Dataset rows for apps and sites:
┏━━
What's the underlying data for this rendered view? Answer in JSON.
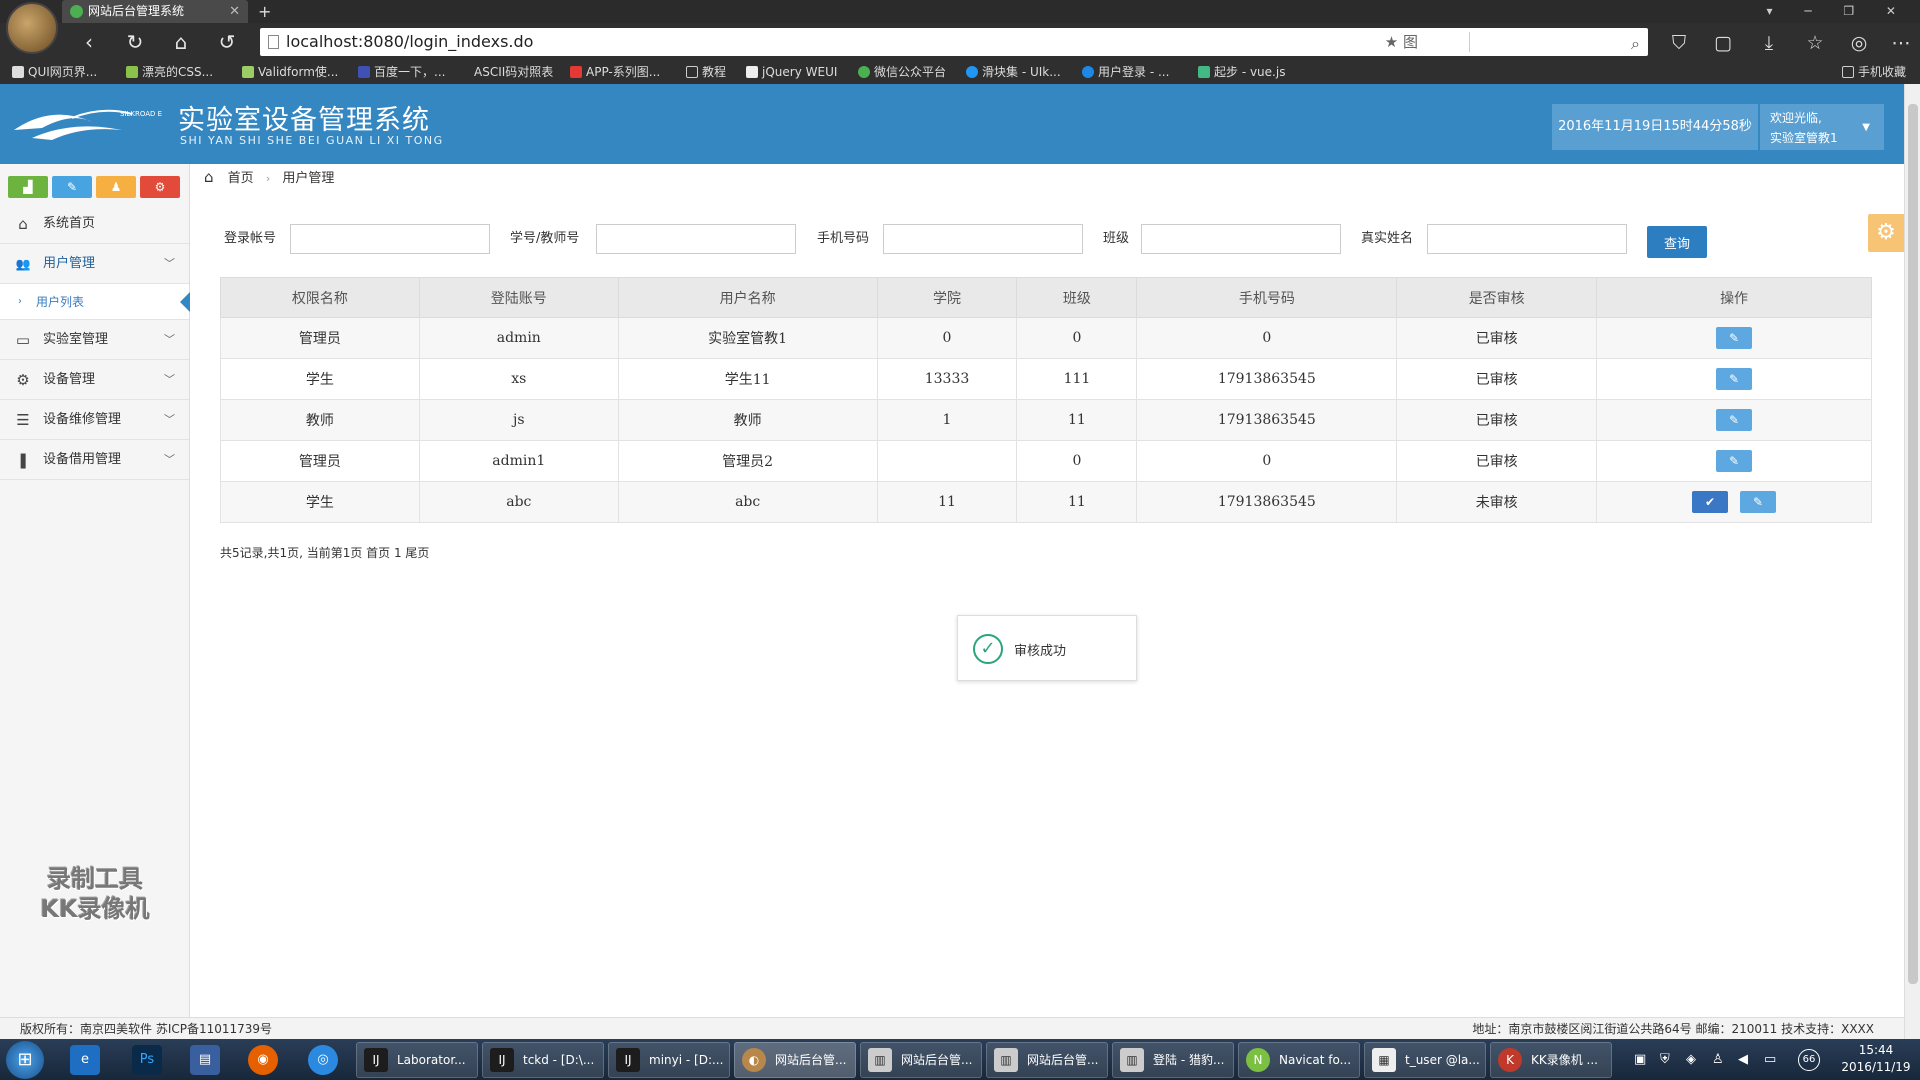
{
  "browser": {
    "tab_title": "网站后台管理系统",
    "url": "localhost:8080/login_indexs.do",
    "bookmarks": [
      "QUI网页界...",
      "漂亮的CSS...",
      "Validform使...",
      "百度一下，...",
      "ASCII码对照表",
      "APP-系列图...",
      "教程",
      "jQuery WEUI",
      "微信公众平台",
      "滑块集 - UIk...",
      "用户登录 - ...",
      "起步 - vue.js",
      "手机收藏"
    ],
    "star_label": "★ 图",
    "win_controls": "▾ ─ ❐ ✕"
  },
  "header": {
    "logo_brand": "SILKROAD EDU",
    "title": "实验室设备管理系统",
    "subtitle": "SHI YAN SHI SHE BEI GUAN LI XI TONG",
    "datetime": "2016年11月19日15时44分58秒",
    "welcome": "欢迎光临,",
    "username": "实验室管教1"
  },
  "sidebar": {
    "menus": [
      {
        "label": "系统首页",
        "icon": "home-icon",
        "glyph": "⌂"
      },
      {
        "label": "用户管理",
        "icon": "users-icon",
        "glyph": "👥"
      },
      {
        "label": "实验室管理",
        "icon": "monitor-icon",
        "glyph": "▭"
      },
      {
        "label": "设备管理",
        "icon": "gears-icon",
        "glyph": "⚙"
      },
      {
        "label": "设备维修管理",
        "icon": "list-icon",
        "glyph": "☰"
      },
      {
        "label": "设备借用管理",
        "icon": "bookmark-icon",
        "glyph": "❚"
      }
    ],
    "submenu_active": "用户列表",
    "watermark_line1": "录制工具",
    "watermark_line2": "KK录像机"
  },
  "breadcrumb": {
    "home": "首页",
    "current": "用户管理"
  },
  "filters": {
    "login_label": "登录帐号",
    "id_label": "学号/教师号",
    "phone_label": "手机号码",
    "class_label": "班级",
    "name_label": "真实姓名",
    "query_button": "查询"
  },
  "table": {
    "headers": [
      "权限名称",
      "登陆账号",
      "用户名称",
      "学院",
      "班级",
      "手机号码",
      "是否审核",
      "操作"
    ],
    "rows": [
      {
        "role": "管理员",
        "account": "admin",
        "name": "实验室管教1",
        "college": "0",
        "class": "0",
        "phone": "0",
        "status": "已审核"
      },
      {
        "role": "学生",
        "account": "xs",
        "name": "学生11",
        "college": "13333",
        "class": "111",
        "phone": "17913863545",
        "status": "已审核"
      },
      {
        "role": "教师",
        "account": "js",
        "name": "教师",
        "college": "1",
        "class": "11",
        "phone": "17913863545",
        "status": "已审核"
      },
      {
        "role": "管理员",
        "account": "admin1",
        "name": "管理员2",
        "college": "",
        "class": "0",
        "phone": "0",
        "status": "已审核"
      },
      {
        "role": "学生",
        "account": "abc",
        "name": "abc",
        "college": "11",
        "class": "11",
        "phone": "17913863545",
        "status": "未审核"
      }
    ]
  },
  "pagination": "共5记录,共1页, 当前第1页 首页 1 尾页",
  "toast": "审核成功",
  "footer": {
    "left": "版权所有：南京四美软件 苏ICP备11011739号",
    "right": "地址：南京市鼓楼区阅江街道公共路64号 邮编：210011 技术支持：XXXX"
  },
  "taskbar": {
    "tasks": [
      "Laborator...",
      "tckd - [D:\\...",
      "minyi - [D:...",
      "网站后台管...",
      "网站后台管...",
      "网站后台管...",
      "登陆 - 猎豹...",
      "Navicat fo...",
      "t_user @la...",
      "KK录像机 ..."
    ],
    "time": "15:44",
    "date": "2016/11/19",
    "tray_count": "66"
  },
  "colors": {
    "header_blue": "#3587c2",
    "approved": "#1a3c8a",
    "pending": "#dd2222"
  }
}
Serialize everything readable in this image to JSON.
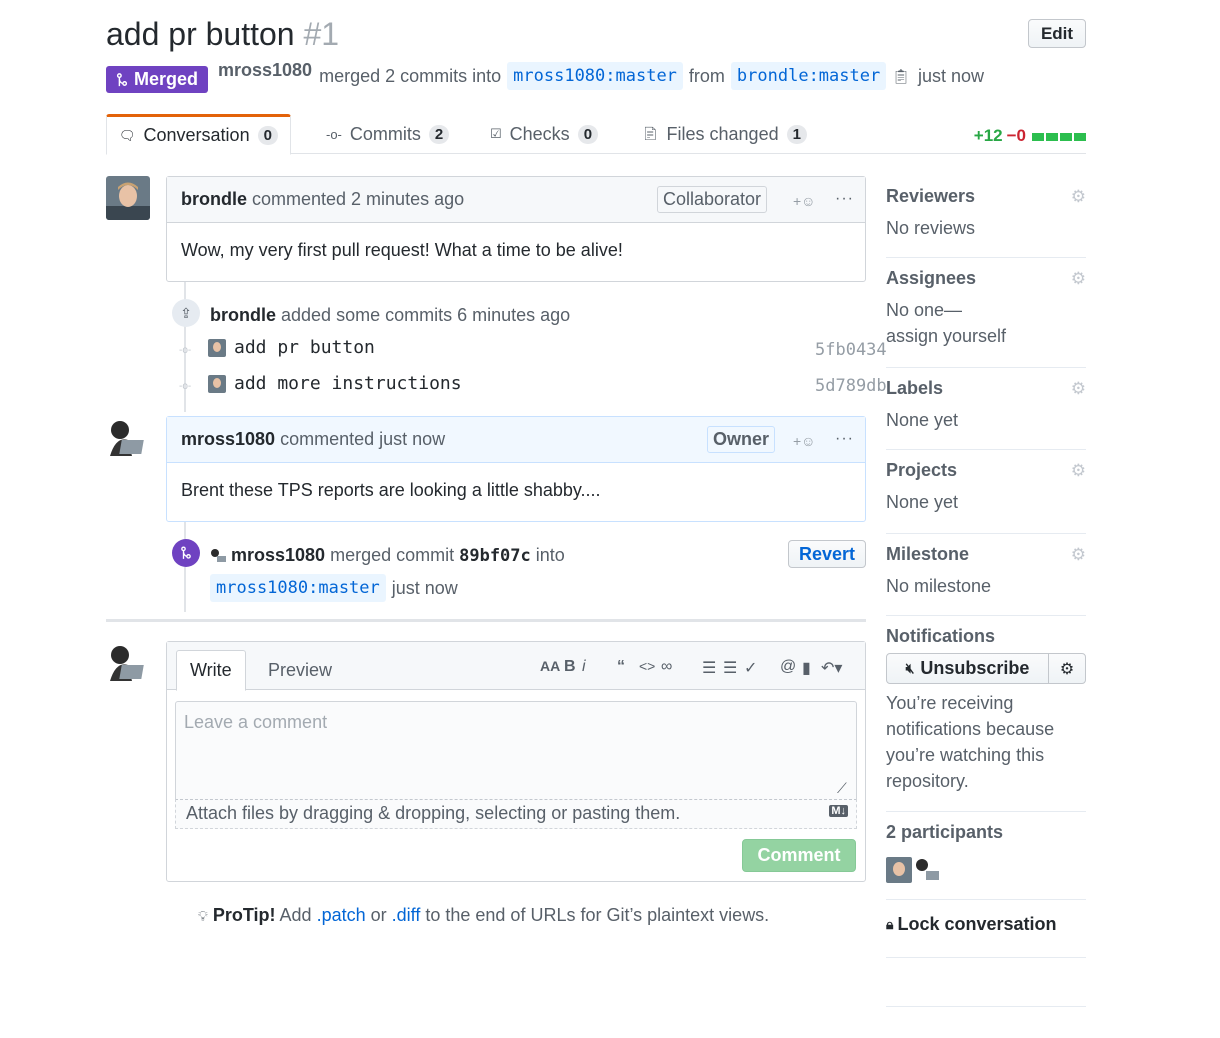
{
  "pr": {
    "title": "add pr button",
    "number": "#1",
    "edit_label": "Edit",
    "state_label": "Merged",
    "merger": "mross1080",
    "merged_text": "merged 2 commits into",
    "base_branch": "mross1080:master",
    "from_text": "from",
    "head_branch": "brondle:master",
    "time": "just now"
  },
  "tabs": [
    {
      "label": "Conversation",
      "count": "0"
    },
    {
      "label": "Commits",
      "count": "2"
    },
    {
      "label": "Checks",
      "count": "0"
    },
    {
      "label": "Files changed",
      "count": "1"
    }
  ],
  "diffstat": {
    "additions": "+12",
    "deletions": "−0"
  },
  "comment1": {
    "author": "brondle",
    "meta": "commented 2 minutes ago",
    "role": "Collaborator",
    "body": "Wow, my very first pull request! What a time to be alive!"
  },
  "commits_event": {
    "author": "brondle",
    "meta": "added some commits 6 minutes ago",
    "commits": [
      {
        "message": "add pr button",
        "sha": "5fb0434"
      },
      {
        "message": "add more instructions",
        "sha": "5d789db"
      }
    ]
  },
  "comment2": {
    "author": "mross1080",
    "meta": "commented just now",
    "role": "Owner",
    "body": "Brent these TPS reports are looking a little shabby...."
  },
  "merge_event": {
    "author": "mross1080",
    "text": "merged commit",
    "sha": "89bf07c",
    "into": "into",
    "branch": "mross1080:master",
    "time": "just now",
    "revert_label": "Revert"
  },
  "composer": {
    "write_tab": "Write",
    "preview_tab": "Preview",
    "placeholder": "Leave a comment",
    "attach_text": "Attach files by dragging & dropping, selecting or pasting them.",
    "submit_label": "Comment"
  },
  "protip": {
    "label": "ProTip!",
    "pre": "Add",
    "patch": ".patch",
    "or": "or",
    "diff": ".diff",
    "post": "to the end of URLs for Git’s plaintext views."
  },
  "sidebar": {
    "reviewers": {
      "title": "Reviewers",
      "value": "No reviews"
    },
    "assignees": {
      "title": "Assignees",
      "value_line1": "No one—",
      "value_line2": "assign yourself"
    },
    "labels": {
      "title": "Labels",
      "value": "None yet"
    },
    "projects": {
      "title": "Projects",
      "value": "None yet"
    },
    "milestone": {
      "title": "Milestone",
      "value": "No milestone"
    },
    "notifications": {
      "title": "Notifications",
      "button": "Unsubscribe",
      "reason": [
        "You’re receiving",
        "notifications because",
        "you’re watching this",
        "repository."
      ]
    },
    "participants": {
      "title": "2 participants"
    },
    "lock": "Lock conversation"
  },
  "colors": {
    "merged": "#6f42c1",
    "link": "#0366d6",
    "addition": "#28a745",
    "deletion": "#cb2431"
  }
}
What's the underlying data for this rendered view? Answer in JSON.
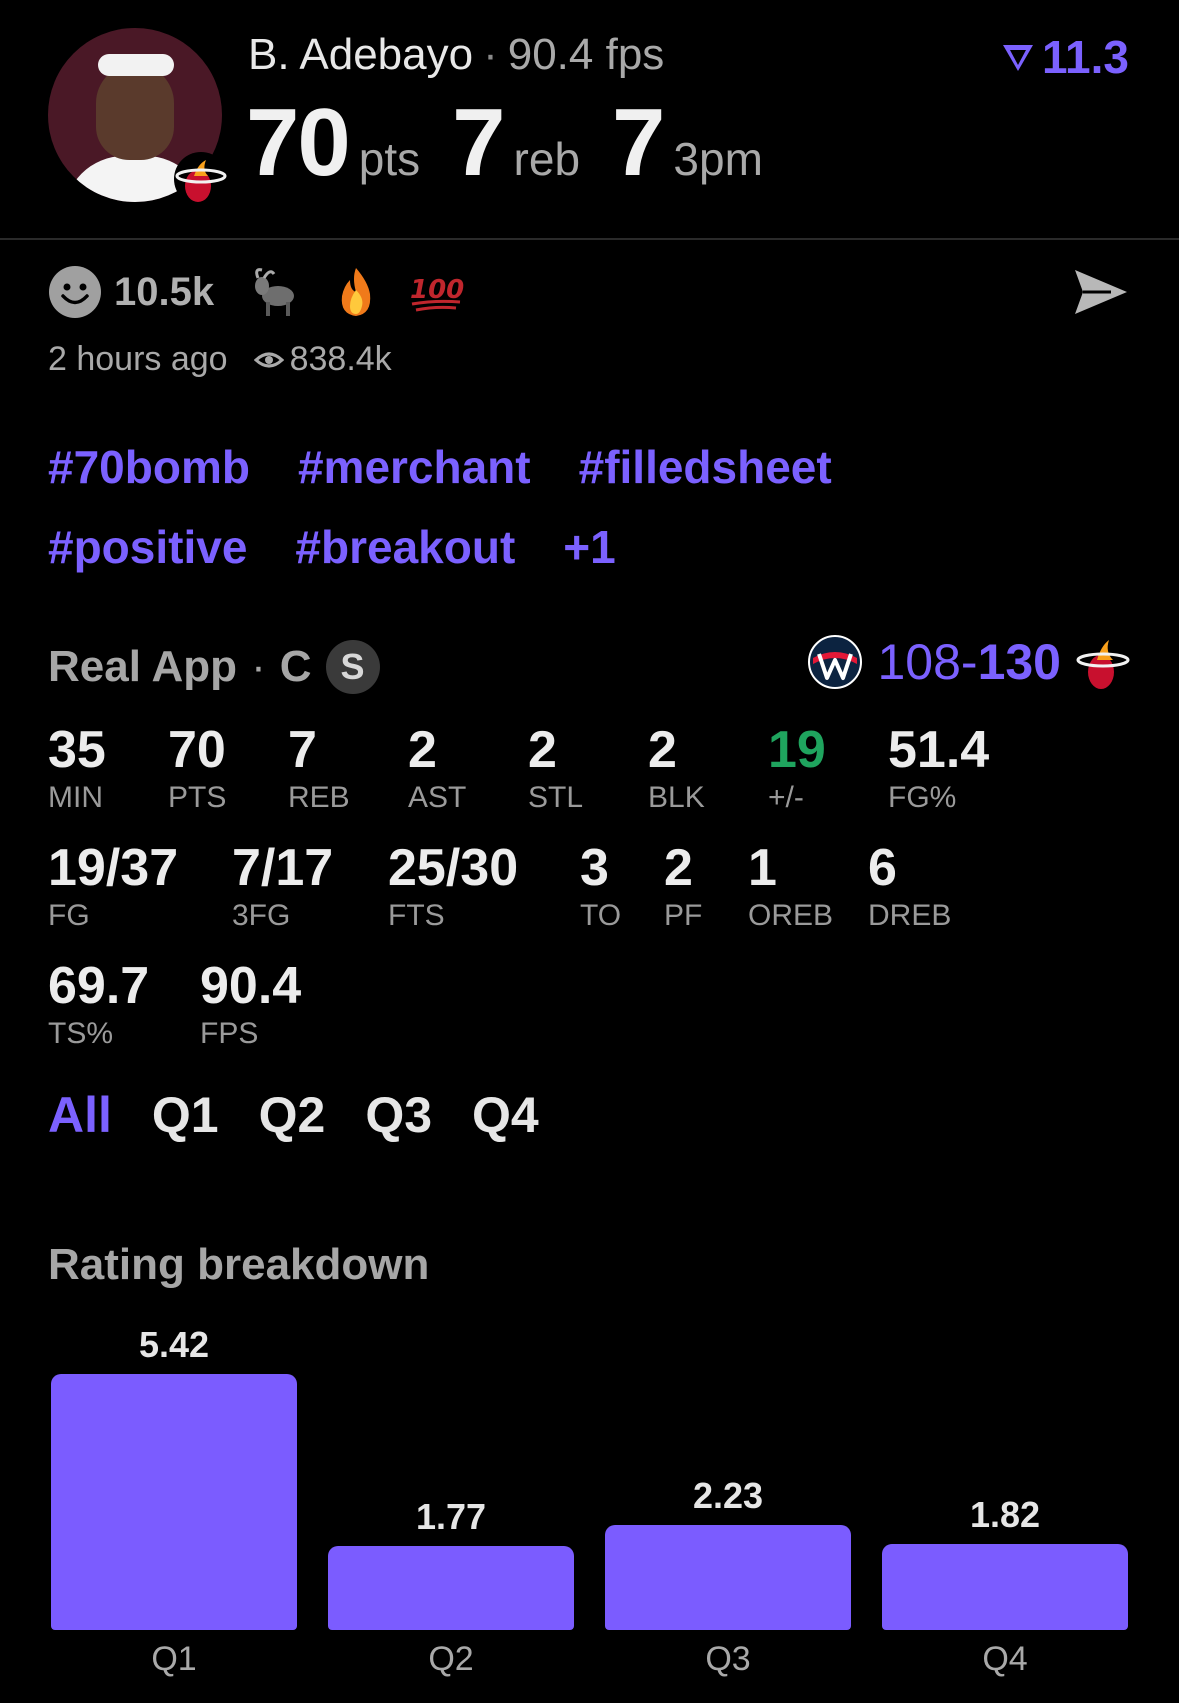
{
  "player": {
    "name": "B. Adebayo",
    "separator": "·",
    "fps_text": "90.4 fps",
    "headline": [
      {
        "value": "70",
        "unit": "pts"
      },
      {
        "value": "7",
        "unit": "reb"
      },
      {
        "value": "7",
        "unit": "3pm"
      }
    ],
    "rating": "11.3"
  },
  "social": {
    "reaction_count": "10.5k",
    "emojis": [
      "goat",
      "fire",
      "hundred"
    ],
    "time_ago": "2 hours ago",
    "views": "838.4k"
  },
  "tags": {
    "row1": [
      "#70bomb",
      "#merchant",
      "#filledsheet"
    ],
    "row2": [
      "#positive",
      "#breakout",
      "+1"
    ]
  },
  "game": {
    "app": "Real App",
    "position": "C",
    "badge": "S",
    "away_score": "108",
    "dash": "-",
    "home_score": "130"
  },
  "stats": {
    "row1": [
      {
        "v": "35",
        "l": "MIN"
      },
      {
        "v": "70",
        "l": "PTS"
      },
      {
        "v": "7",
        "l": "REB"
      },
      {
        "v": "2",
        "l": "AST"
      },
      {
        "v": "2",
        "l": "STL"
      },
      {
        "v": "2",
        "l": "BLK"
      },
      {
        "v": "19",
        "l": "+/-"
      },
      {
        "v": "51.4",
        "l": "FG%"
      }
    ],
    "row2": [
      {
        "v": "19/37",
        "l": "FG"
      },
      {
        "v": "7/17",
        "l": "3FG"
      },
      {
        "v": "25/30",
        "l": "FTS"
      },
      {
        "v": "3",
        "l": "TO"
      },
      {
        "v": "2",
        "l": "PF"
      },
      {
        "v": "1",
        "l": "OREB"
      },
      {
        "v": "6",
        "l": "DREB"
      }
    ],
    "row3": [
      {
        "v": "69.7",
        "l": "TS%"
      },
      {
        "v": "90.4",
        "l": "FPS"
      }
    ]
  },
  "periods": [
    "All",
    "Q1",
    "Q2",
    "Q3",
    "Q4"
  ],
  "breakdown_title": "Rating breakdown",
  "chart_data": {
    "type": "bar",
    "categories": [
      "Q1",
      "Q2",
      "Q3",
      "Q4"
    ],
    "values": [
      5.42,
      1.77,
      2.23,
      1.82
    ],
    "title": "Rating breakdown",
    "ylim": [
      0,
      5.42
    ]
  },
  "colors": {
    "accent": "#7b61ff",
    "positive": "#1fa45e",
    "background": "#000000"
  }
}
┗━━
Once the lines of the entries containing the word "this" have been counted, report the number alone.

4